Fall/winter 73 does get a lot of hype, and deservedly so, but the first half of the year has equally wonderful moments that should not be overlooked, like the big jam out of Truckin' from this show. Honestly I probably find myself turning to shows like this, and 3/24, 3/28, 4/2, 3/22, etc more than the Fall shows. This one is definitely a must have for 73. It's as good as a 73 board Miller transfer gets, and again, the second set suite of jams is truly superb. You get a FAT jam out of Truckin, a Wharf Rat, an Eyes, AND a Morning Dew. Nuff said.
July 20, 2009 Subject:
Wow! Forgive me father for I have sinned.
I am guilty, as many of you, for listening to more fall shows than spring shows from 1973. Well that just changed. This is a monster show with almost everything you could ask for in the first set.The Playing is incredible.
Then you get a taste of some '73 commercialness with an unlikely appearence of Wolfman Jack, if you have to ask continue reading on. The second set is one masterpiece.Ramble On works quite well as the opener followed by a driving Big River that rips.Next is an early rendition of HC Sunshine, a taste of the fall to come, the band is excited to play the "new" material and explores it well.
This show does have a relaxed pace but all songs are played with focus and passion but with many surprises. A smokin version of Greatest Story that is off the hook is a perfect example. A rarely played Candyman is also very sweet too.
A quick cowboy song and then it is onto a 79 minute masterpiece of music that begins with He's Gone. I will fast forward to Wharf Rat which is stellar, fragile and brimming with conviction. This flows effortlessly into a beautiful Bobby McGee, which I love, then into a slower paced Eyes that is exciting and dynamic with Phil really adding much to it.Keith is on big time too. It all ends at where it should, with an amazing reading of Morning Dew.I like the tranistion into it,it is unique too.
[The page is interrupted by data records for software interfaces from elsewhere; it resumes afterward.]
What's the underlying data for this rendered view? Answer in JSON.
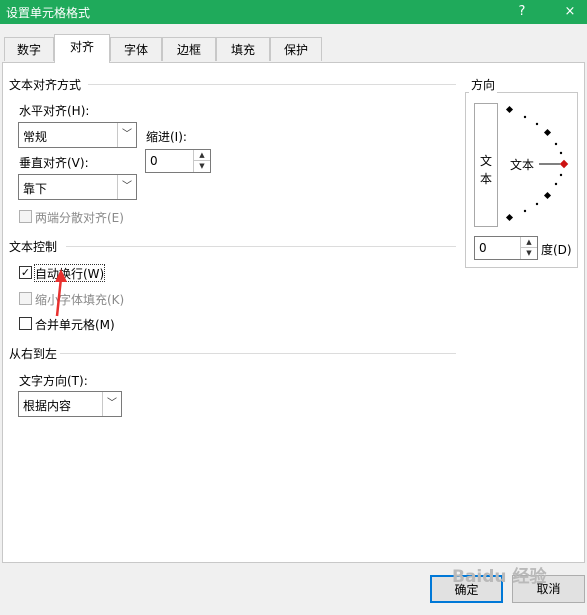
{
  "window": {
    "title": "设置单元格格式",
    "help": "?",
    "close": "×"
  },
  "tabs": [
    "数字",
    "对齐",
    "字体",
    "边框",
    "填充",
    "保护"
  ],
  "alignment": {
    "group_title": "文本对齐方式",
    "horizontal_label": "水平对齐(H):",
    "horizontal_value": "常规",
    "vertical_label": "垂直对齐(V):",
    "vertical_value": "靠下",
    "indent_label": "缩进(I):",
    "indent_value": "0",
    "distributed_label": "两端分散对齐(E)"
  },
  "text_control": {
    "group_title": "文本控制",
    "wrap_label": "自动换行(W)",
    "wrap_checked": true,
    "shrink_label": "缩小字体填充(K)",
    "merge_label": "合并单元格(M)"
  },
  "rtl": {
    "group_title": "从右到左",
    "direction_label": "文字方向(T):",
    "direction_value": "根据内容"
  },
  "orientation": {
    "group_title": "方向",
    "vertical_char1": "文",
    "vertical_char2": "本",
    "dial_text": "文本",
    "degree_value": "0",
    "degree_label": "度(D)"
  },
  "footer": {
    "ok": "确定",
    "cancel": "取消"
  },
  "watermark": "Baidu 经验",
  "colors": {
    "titlebar": "#1faa5b",
    "annotation_arrow": "#e8302e",
    "dial_marker": "#cc1111"
  }
}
Jerry is passionate, subtle and full of conviction. His solo at the bridge is like being on an warm summer night breeze. Phil closes it out with a powerful ending note too.
May 23, 2009 Subject:
This contains one of the greatest jam moments ever - the jam between Truckin' and Wharf Rat, the WRS Prelude jam. Pure magic. Mesmerizing. Five Stars for the recording and show.